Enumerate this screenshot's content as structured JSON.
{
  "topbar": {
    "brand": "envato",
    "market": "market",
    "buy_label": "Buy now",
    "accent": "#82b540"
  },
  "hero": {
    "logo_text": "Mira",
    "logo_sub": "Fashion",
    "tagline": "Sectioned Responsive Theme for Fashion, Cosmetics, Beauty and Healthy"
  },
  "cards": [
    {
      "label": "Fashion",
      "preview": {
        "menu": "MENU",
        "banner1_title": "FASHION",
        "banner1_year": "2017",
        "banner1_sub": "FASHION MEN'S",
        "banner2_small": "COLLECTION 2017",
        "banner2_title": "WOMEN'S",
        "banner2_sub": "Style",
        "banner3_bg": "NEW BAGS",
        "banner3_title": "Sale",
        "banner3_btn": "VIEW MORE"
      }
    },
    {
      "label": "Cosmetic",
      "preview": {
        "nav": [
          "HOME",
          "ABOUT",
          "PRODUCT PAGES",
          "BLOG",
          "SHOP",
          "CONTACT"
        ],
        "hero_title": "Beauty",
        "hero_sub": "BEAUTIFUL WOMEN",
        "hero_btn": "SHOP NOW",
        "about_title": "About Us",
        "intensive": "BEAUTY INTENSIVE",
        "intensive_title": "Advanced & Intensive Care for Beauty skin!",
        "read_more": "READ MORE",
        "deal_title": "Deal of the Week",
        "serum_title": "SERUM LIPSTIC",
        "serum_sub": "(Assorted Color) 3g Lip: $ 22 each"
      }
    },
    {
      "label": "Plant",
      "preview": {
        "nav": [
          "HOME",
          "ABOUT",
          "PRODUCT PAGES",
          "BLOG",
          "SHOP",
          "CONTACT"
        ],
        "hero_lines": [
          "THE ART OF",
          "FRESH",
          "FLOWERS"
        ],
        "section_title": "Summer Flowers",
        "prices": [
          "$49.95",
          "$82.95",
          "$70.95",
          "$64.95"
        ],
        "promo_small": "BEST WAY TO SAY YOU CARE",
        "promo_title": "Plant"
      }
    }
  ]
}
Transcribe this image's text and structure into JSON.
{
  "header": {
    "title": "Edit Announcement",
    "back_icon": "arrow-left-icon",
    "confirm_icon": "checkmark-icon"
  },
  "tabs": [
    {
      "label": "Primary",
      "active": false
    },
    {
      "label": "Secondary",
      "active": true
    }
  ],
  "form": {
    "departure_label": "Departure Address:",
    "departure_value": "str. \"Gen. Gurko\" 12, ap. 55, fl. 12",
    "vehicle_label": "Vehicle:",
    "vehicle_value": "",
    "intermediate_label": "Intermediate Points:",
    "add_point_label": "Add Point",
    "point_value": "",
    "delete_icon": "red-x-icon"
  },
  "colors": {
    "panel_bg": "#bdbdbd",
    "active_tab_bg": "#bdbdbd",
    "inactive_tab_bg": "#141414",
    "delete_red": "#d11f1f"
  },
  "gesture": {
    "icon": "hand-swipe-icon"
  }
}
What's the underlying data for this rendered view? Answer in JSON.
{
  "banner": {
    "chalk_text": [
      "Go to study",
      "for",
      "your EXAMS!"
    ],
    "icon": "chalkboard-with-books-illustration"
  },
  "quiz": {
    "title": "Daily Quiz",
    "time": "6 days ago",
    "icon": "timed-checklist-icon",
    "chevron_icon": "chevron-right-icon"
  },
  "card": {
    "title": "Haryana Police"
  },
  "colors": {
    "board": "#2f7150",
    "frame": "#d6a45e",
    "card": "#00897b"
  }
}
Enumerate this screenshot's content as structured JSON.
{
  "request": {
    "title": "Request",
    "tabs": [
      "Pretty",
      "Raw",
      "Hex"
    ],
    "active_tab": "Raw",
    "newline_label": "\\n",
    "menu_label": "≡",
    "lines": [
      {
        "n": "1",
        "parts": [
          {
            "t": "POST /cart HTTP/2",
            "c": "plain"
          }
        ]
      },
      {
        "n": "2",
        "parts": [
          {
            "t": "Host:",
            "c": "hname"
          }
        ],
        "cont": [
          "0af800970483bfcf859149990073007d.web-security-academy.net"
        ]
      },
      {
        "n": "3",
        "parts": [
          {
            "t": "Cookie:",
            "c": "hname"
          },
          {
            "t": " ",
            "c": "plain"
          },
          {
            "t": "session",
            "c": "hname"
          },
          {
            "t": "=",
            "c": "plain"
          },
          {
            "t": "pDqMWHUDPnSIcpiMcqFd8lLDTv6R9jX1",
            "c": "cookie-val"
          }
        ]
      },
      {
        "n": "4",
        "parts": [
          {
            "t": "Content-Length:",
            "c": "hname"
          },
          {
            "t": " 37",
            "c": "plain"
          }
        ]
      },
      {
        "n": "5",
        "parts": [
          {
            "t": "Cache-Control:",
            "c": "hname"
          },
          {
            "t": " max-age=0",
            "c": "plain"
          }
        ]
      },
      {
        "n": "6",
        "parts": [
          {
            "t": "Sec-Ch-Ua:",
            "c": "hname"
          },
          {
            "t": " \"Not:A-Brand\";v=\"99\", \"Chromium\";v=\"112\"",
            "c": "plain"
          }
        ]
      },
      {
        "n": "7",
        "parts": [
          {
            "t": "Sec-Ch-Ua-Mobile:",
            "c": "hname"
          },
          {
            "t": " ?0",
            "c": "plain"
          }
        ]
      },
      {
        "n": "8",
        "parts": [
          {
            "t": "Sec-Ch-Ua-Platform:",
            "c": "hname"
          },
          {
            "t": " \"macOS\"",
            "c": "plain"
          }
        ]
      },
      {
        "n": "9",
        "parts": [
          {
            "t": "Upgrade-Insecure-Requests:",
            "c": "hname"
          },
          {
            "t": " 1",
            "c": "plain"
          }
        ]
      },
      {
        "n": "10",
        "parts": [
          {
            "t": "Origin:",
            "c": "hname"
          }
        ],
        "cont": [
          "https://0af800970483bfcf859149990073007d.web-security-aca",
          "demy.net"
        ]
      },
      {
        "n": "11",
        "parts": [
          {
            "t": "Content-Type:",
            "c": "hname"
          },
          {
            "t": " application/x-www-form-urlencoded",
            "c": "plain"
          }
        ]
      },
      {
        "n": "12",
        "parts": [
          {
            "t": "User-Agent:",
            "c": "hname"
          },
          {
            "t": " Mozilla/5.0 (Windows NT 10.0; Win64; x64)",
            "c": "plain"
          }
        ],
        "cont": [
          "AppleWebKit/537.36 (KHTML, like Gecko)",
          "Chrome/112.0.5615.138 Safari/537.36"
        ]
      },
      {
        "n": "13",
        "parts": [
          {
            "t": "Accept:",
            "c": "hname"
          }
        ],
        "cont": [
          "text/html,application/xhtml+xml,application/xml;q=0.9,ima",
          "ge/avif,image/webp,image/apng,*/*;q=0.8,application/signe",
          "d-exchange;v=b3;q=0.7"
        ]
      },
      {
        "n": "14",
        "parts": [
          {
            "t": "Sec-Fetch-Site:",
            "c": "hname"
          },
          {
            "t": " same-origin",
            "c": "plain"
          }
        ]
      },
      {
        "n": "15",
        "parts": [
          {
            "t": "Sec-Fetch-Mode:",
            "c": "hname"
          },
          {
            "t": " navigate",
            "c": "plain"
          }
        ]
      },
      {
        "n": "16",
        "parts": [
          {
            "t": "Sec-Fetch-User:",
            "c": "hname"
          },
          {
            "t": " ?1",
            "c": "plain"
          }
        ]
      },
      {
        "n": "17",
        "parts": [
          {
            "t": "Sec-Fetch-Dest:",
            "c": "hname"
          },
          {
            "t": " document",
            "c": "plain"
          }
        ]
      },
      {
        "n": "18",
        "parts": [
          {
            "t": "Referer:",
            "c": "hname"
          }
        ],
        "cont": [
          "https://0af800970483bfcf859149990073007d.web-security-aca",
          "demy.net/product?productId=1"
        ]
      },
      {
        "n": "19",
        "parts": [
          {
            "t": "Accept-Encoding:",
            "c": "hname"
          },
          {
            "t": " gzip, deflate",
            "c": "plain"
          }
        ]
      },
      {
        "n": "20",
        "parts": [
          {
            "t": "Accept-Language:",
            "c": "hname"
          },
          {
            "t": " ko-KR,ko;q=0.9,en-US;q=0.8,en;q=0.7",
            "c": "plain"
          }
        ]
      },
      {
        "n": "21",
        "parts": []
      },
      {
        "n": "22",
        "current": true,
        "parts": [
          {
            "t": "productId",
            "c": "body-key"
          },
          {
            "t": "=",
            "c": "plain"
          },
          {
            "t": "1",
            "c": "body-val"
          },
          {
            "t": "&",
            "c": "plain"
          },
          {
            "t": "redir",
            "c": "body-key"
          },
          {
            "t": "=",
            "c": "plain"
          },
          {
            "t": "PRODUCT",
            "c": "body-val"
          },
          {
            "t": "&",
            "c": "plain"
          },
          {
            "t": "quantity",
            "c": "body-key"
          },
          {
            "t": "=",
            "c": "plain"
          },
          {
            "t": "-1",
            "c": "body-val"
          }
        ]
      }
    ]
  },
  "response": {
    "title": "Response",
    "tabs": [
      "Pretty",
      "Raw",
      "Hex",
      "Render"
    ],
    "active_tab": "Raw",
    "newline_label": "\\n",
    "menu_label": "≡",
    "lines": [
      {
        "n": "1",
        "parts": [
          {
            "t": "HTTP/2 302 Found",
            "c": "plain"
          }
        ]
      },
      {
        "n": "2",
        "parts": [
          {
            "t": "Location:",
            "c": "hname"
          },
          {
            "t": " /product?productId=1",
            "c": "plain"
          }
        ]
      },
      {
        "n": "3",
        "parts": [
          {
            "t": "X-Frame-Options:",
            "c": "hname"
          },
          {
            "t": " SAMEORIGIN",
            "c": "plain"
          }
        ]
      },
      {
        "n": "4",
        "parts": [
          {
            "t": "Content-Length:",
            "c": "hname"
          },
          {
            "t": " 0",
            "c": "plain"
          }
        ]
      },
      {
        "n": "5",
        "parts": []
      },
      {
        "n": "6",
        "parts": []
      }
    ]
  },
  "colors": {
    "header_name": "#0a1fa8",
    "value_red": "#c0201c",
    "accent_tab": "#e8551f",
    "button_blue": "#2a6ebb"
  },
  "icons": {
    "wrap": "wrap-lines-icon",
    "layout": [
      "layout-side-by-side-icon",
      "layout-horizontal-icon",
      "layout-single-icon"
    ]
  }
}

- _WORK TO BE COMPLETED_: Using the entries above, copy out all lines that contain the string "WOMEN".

- _RESPONSE AREA_:
        "banner2_title": "WOMEN'S",
        "hero_sub": "BEAUTIFUL WOMEN",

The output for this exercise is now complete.